The book of Ecclesiastes in the Old Testament reads like a modern book. It is widely believed to have been written by King Solomon in his later years. It is evident as he writes that he is grappling with the meaning of life. Trying to figure out what life is all about is something many of us have encountered. Here was a monarch who was stupendously wealthy and his kingdom was extremely prosperous [2 Chronicles 1:15]. Yet he was still searching for meaning and purpose. He was living proof that fame, money, status and power does not satisfy. From his perspective, all of it was vanity [Ecclesiastes 1:2-3]. I am reminded of G.K. Chesterton’s words: “Meaninglessness does not come from being weary of pain. Meaninglessness comes from being weary of pleasure.”
I can relate to the dissatisfaction of pursuing the things the world has to offer. I am a goal-oriented individual. That sounds good on a CV, but one of the flaws of this personality trait is that once I achieve what I have been striving for, I am ready to move on to the next thing. I rarely enjoy my achievements. In moments of introspection, I often find myself wondering “was it worth it?” or “what’s the point of all of it?” What’s worse is that I tend to sacrifice a lot to attain these goals. I can be so focused on my objective that my relationships and even in some cases, my health takes a back seat.
I observe this ambitious trait in a lot in men.
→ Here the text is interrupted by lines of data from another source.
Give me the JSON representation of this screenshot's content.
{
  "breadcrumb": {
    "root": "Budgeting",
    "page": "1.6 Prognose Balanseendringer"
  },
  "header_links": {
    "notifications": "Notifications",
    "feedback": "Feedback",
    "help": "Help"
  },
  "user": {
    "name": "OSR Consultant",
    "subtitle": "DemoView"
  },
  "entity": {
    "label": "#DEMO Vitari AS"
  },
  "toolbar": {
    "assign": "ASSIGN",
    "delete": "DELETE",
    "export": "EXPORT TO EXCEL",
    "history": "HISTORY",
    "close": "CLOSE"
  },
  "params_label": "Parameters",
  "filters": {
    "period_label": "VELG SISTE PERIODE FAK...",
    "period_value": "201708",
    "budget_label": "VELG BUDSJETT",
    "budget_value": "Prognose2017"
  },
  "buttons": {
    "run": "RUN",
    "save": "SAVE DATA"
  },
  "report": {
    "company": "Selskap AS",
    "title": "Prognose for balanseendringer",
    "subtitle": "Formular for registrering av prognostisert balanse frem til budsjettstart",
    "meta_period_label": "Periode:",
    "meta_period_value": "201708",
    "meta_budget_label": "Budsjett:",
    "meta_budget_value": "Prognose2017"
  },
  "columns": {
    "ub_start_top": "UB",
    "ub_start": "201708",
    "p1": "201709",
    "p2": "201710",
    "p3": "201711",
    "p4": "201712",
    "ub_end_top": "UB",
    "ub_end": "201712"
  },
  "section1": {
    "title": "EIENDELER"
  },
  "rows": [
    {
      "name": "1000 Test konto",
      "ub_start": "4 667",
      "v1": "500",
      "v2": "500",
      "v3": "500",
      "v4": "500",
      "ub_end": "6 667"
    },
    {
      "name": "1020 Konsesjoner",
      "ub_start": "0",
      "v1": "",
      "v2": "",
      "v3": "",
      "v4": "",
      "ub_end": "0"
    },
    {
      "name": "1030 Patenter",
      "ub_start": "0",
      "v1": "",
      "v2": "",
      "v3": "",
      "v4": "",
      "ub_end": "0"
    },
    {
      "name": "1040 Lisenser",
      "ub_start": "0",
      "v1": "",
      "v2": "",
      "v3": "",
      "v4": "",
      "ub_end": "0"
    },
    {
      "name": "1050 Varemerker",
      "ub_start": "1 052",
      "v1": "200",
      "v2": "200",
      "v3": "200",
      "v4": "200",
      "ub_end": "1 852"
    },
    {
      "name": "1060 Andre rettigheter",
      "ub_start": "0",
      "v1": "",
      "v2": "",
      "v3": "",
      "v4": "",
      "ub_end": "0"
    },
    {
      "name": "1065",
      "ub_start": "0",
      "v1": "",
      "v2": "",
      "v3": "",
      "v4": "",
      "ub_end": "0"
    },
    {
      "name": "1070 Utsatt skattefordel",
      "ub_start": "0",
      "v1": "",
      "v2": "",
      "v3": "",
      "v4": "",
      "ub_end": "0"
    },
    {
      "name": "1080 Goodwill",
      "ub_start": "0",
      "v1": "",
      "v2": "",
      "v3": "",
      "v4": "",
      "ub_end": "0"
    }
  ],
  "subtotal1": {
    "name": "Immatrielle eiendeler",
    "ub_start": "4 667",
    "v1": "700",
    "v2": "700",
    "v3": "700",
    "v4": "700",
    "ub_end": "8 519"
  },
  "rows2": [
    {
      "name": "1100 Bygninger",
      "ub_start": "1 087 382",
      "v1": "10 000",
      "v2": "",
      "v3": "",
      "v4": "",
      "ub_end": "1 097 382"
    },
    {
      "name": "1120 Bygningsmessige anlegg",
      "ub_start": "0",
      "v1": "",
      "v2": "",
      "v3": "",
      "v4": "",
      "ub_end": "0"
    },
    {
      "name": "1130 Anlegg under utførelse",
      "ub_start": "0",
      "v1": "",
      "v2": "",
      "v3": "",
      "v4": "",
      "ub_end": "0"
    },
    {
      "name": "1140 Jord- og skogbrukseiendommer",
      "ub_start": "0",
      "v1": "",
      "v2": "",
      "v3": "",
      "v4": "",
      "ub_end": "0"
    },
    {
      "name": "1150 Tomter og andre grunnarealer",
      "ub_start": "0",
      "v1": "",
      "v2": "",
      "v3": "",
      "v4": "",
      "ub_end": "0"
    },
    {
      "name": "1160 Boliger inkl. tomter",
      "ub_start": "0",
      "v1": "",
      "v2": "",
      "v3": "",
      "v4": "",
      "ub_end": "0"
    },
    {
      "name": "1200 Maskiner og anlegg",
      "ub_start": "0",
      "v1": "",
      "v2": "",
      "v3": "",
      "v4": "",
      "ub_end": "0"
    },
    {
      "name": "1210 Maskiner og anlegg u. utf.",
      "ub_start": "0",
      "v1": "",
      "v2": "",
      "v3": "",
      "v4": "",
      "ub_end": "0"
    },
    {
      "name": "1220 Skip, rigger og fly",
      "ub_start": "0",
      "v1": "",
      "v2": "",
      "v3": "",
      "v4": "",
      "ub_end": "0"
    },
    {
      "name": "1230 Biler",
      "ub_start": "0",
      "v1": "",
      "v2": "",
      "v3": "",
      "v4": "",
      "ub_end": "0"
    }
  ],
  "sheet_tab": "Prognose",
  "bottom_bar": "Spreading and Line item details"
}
We always seem to be chasing the next job, promotion, house, car and so on. Life becomes a series of chases, with little or no fulfilment. We often compound this problem when we don’t stop to reflect on where we are heading and our priorities. So like Oliver Twist, we are endlessly wanting more without any idea of what enough looks like. This usually continues until the bottom drops out of our lives. Typically, it is those situations we cannot control which reveal the vanity of our priorities. It could be ill-health, the breakdown of a relationship or some unforeseen calamity which forces us to confront the realisation that we have wasted our lives in pursuit of perishable things. Many come to this realisation on their deathbeds and it is never pleasant to see.
Jesus once told His disciples, I am the Way, the Truth and the Life [John 14:6]. If this claim of Jesus is true (which it is), then it stands to reason that He also has the answers to the meaning of life and He ought to be the preeminent pursuit of our lives. If He is the one through whom we were created and the one who sustains life and everything else [Hebrews 1:2-3], then who better to reveal to us why we are here? In the 90s, there was a Christian children’s show called the Donut Repair club and the tagline of the show was “life without Jesus is like a donut, as there’s a hole in the middle of your heart”. This is a powerful analogy because many have felt that emptiness. Some try to numb it with acquiring more stuff or try to ignore it. But in those quiet moments, it is impossible to escape that vacuous God-shaped hole which nothing else can fill.
Without knowing why we exist, how can we correctly determine what we are meant to do with our lives? Remarkably, I have met a few people who seem to have it all but can’t seem to find their life’s purpose. I am familiar with this because, at a point in my life, I experienced a severe restlessness despite a successful career, a family and other accomplishments. I felt an emptiness than none of my achievements could quell. That aching was more pronounced when I saw people who had identified their purpose because I could see what I was missing. It is such a thing of beauty to see someone operate in their purpose through the power of the Holy Spirit. Such people display a rare and enviable contentment with life. Without exception, they are salt and light to the world around them [Matthew 5:13-16].
Interestingly, I have also noticed that people who are operating in their purpose are loving, humble, generous and gracious. They seem unperturbed as others prioritise the pursuit of money, fame and power because they always seem to have all they need, just as Jesus promised [Matthew 6:19-33]. Jesus was once asked what the greatest commandment was and He answered: “‘Love the Lord your God with all your heart and with all your soul and with all your mind.’… ‘Love your neighbour as yourself.’” [Matthew 22:37,39 NIV]. This is ultimately why we exist. We were not created to chase money, fame, power, status, etc. which is why those things are never enough. This commandment is also why a God-given purpose is never self-centred. On the contrary, it must include loving and serving others.
Few would disagree that it is unwise to spend our lives in the pursuit of temporary, perishable things at the expense of the imperishable inheritance God has reserved for us [1 Peter 1:4]. Yet, what do our priorities say about us? Do our priorities serve others or are they self-serving? Have we truly grasped why we are here? If you are feeling an emptiness and dissatisfaction nothing can suppress, it is a distress signal from your soul because something is missing. What are you going to do about it?